Element data from apps and pages
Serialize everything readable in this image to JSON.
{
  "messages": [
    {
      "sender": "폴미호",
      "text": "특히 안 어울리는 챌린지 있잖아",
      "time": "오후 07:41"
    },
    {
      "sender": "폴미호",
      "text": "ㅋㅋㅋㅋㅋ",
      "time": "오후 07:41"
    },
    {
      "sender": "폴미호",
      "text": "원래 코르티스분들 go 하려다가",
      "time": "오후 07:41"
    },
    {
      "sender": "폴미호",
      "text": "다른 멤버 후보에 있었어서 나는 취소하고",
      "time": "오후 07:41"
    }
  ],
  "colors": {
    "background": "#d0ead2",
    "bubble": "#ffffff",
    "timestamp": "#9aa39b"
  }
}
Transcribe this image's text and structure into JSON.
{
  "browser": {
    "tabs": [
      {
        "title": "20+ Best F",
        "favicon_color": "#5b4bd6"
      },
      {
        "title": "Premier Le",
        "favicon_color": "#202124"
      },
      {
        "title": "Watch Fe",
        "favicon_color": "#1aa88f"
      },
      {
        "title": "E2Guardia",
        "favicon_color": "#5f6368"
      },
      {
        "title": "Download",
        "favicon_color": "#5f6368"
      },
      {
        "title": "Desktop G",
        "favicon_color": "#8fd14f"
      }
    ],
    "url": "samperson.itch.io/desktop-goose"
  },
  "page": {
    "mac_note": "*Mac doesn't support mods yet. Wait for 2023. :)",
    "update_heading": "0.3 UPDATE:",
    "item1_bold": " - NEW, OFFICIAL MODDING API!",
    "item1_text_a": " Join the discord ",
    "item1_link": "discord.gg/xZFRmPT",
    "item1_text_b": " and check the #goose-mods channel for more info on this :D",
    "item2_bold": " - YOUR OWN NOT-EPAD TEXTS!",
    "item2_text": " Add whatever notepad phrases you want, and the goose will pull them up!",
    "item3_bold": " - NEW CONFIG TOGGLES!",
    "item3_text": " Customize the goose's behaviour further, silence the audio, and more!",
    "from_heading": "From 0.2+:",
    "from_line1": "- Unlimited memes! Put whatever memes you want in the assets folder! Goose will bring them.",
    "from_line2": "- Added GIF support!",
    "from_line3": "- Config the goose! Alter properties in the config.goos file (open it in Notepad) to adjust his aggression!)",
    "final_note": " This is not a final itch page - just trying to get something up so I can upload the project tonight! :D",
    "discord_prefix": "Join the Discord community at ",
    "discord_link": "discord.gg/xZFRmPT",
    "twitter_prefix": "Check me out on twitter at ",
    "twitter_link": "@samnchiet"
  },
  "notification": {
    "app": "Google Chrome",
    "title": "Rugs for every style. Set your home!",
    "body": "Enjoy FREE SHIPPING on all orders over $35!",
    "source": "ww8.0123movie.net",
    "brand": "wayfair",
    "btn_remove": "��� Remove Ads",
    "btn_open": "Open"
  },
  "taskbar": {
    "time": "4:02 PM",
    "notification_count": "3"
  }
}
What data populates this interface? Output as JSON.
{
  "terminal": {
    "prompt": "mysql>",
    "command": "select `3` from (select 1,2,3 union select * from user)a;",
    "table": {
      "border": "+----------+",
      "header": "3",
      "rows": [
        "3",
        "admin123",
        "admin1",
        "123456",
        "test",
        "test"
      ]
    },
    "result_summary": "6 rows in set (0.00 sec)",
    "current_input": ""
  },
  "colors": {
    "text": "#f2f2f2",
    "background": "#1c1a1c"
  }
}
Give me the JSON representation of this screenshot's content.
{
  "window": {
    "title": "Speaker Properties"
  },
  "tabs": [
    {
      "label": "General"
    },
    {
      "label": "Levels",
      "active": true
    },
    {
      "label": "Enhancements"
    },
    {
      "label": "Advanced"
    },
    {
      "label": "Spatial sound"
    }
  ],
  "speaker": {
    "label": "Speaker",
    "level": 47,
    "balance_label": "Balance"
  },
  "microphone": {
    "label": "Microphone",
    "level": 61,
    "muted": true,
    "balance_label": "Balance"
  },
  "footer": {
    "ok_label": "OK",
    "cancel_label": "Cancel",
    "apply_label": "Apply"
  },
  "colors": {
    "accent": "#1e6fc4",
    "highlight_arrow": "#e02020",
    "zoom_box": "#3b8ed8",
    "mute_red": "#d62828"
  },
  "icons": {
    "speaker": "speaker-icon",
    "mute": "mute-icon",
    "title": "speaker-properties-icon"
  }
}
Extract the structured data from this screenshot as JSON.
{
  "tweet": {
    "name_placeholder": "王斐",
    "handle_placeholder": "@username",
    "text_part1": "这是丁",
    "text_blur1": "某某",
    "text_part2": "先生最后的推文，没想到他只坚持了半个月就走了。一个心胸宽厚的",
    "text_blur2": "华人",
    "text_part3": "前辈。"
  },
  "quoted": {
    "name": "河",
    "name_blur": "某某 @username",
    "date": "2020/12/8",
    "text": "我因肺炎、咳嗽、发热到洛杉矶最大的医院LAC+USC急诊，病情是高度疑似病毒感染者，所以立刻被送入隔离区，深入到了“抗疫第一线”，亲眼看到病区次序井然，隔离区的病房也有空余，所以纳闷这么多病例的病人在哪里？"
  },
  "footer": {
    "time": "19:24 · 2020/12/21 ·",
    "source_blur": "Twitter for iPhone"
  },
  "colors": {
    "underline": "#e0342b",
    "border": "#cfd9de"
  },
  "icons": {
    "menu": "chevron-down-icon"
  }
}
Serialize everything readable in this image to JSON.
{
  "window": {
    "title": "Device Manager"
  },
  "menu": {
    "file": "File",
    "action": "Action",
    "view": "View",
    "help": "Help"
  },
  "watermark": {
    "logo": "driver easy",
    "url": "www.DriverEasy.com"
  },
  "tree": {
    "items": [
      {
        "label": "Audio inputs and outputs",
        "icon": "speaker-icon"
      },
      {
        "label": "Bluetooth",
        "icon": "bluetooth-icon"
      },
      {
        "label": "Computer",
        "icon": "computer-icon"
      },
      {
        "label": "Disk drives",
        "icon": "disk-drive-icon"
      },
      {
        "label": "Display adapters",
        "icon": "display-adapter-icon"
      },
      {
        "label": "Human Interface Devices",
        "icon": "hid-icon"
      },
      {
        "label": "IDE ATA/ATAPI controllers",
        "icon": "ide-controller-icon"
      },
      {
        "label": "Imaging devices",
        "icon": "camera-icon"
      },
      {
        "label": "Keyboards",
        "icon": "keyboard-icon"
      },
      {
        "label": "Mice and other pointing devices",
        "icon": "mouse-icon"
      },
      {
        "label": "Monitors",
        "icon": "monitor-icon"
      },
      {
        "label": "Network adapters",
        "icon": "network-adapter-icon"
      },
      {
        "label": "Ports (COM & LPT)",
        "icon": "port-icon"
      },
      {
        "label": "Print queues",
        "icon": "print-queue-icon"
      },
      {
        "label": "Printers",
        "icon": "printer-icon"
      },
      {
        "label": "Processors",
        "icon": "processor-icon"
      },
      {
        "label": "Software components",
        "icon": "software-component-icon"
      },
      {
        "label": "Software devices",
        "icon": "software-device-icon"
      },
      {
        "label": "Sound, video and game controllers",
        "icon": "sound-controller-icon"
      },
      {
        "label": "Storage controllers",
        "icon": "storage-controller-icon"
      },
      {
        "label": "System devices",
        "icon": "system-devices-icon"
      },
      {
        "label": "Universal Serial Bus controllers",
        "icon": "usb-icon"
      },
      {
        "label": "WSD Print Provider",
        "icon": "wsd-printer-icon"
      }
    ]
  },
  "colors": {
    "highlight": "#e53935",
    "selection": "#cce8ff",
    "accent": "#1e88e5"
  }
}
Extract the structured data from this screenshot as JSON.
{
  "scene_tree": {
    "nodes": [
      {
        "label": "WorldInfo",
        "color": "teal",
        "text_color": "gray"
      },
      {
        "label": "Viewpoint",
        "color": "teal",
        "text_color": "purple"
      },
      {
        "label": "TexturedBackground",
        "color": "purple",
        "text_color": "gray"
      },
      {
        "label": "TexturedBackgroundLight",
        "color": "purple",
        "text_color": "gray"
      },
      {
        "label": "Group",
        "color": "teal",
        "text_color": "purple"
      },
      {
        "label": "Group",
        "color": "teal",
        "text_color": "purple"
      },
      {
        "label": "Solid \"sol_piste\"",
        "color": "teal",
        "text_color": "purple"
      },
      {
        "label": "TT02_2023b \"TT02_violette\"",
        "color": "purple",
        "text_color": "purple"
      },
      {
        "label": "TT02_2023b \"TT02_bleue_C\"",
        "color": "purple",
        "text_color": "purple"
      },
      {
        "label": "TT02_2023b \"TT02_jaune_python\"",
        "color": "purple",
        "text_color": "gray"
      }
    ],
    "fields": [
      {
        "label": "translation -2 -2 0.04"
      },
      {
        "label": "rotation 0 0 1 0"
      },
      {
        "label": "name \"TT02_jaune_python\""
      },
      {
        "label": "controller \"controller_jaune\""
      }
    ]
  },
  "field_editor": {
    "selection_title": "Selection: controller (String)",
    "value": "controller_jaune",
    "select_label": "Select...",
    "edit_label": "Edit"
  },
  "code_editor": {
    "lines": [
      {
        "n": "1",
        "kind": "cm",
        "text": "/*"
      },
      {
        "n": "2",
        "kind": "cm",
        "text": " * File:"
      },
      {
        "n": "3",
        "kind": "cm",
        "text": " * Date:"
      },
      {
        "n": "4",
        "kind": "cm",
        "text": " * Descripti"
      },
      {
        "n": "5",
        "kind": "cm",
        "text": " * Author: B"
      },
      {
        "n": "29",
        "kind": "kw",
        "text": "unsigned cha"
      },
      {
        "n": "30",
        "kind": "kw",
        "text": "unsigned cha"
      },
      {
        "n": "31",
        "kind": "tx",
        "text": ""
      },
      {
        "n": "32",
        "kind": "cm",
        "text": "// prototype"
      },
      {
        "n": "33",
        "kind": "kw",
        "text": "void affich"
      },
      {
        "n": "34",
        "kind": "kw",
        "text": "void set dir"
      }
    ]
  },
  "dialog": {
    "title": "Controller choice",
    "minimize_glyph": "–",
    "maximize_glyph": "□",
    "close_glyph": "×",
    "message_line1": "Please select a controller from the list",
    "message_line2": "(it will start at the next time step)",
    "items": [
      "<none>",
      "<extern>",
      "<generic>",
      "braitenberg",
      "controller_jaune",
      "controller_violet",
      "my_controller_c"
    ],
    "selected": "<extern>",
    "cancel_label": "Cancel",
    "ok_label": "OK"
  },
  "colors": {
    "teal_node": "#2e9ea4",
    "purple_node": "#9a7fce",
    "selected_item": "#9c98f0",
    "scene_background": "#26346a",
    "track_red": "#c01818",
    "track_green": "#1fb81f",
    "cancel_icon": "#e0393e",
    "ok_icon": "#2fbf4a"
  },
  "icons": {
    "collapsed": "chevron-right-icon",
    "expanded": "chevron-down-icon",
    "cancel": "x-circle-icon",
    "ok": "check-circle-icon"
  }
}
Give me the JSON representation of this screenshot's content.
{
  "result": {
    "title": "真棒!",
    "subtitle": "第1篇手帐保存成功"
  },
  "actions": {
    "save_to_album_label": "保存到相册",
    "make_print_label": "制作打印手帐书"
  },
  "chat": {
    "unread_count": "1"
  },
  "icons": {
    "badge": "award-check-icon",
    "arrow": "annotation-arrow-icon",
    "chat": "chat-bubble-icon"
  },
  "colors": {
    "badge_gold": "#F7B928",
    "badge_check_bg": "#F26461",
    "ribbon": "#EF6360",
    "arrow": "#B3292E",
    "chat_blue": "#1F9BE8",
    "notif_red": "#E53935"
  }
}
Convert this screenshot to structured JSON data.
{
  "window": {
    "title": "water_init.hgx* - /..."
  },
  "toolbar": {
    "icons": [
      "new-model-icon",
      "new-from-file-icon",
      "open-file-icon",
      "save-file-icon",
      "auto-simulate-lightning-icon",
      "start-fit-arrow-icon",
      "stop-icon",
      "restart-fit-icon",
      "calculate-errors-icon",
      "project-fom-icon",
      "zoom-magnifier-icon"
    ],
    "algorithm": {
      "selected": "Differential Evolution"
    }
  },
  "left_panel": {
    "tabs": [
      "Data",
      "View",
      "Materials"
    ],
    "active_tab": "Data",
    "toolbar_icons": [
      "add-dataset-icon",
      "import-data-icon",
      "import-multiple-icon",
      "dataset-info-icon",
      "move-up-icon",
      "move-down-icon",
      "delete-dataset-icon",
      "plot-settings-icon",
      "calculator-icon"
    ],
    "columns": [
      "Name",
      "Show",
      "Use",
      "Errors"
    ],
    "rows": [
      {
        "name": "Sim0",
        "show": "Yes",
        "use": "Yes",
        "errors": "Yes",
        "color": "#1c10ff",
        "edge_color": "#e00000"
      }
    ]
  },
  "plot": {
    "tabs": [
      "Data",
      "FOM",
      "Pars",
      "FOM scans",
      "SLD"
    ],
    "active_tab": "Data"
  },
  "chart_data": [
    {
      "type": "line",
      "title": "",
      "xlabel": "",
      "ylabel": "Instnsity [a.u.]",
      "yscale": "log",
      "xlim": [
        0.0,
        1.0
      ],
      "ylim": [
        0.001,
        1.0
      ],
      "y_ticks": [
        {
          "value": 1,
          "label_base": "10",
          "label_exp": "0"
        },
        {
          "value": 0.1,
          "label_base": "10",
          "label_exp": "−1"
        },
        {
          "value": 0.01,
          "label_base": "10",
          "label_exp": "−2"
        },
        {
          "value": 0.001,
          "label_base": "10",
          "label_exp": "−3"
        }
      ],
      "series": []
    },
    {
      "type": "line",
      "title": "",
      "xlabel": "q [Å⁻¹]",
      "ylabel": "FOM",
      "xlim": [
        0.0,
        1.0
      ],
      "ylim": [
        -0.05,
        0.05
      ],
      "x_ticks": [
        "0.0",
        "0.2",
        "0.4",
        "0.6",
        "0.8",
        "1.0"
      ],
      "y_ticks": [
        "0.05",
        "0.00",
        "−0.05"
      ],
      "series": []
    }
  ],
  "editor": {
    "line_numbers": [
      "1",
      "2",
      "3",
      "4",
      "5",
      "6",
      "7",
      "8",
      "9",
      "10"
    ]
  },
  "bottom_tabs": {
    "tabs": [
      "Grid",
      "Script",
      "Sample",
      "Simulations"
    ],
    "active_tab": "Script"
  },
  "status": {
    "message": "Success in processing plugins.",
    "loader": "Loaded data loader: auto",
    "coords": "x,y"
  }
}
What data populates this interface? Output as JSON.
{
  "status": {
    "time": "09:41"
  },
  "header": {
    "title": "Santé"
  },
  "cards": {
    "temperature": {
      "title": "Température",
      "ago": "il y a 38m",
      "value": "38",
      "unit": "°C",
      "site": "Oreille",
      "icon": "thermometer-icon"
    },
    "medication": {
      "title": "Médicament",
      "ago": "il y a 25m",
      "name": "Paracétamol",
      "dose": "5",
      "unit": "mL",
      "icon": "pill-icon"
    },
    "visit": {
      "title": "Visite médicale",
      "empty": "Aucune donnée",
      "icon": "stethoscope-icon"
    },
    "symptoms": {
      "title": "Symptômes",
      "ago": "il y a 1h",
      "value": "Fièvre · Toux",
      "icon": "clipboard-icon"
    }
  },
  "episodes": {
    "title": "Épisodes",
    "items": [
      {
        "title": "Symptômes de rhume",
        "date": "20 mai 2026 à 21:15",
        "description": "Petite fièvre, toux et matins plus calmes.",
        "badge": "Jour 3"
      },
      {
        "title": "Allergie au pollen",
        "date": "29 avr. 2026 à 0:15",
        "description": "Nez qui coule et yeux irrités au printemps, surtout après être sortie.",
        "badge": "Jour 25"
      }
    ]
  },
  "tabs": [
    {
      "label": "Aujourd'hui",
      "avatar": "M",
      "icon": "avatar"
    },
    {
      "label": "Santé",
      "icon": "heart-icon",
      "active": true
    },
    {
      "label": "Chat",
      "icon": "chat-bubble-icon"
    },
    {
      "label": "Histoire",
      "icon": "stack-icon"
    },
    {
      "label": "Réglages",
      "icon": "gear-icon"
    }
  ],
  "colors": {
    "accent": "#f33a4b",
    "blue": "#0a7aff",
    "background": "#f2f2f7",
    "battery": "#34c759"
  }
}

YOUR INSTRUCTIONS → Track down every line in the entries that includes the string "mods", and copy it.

RESULT OF THE TASK →
    "mac_note": "*Mac doesn't support mods yet. Wait for 2023. :)",
    "item1_text_b": " and check the #goose-mods channel for more info on this :D",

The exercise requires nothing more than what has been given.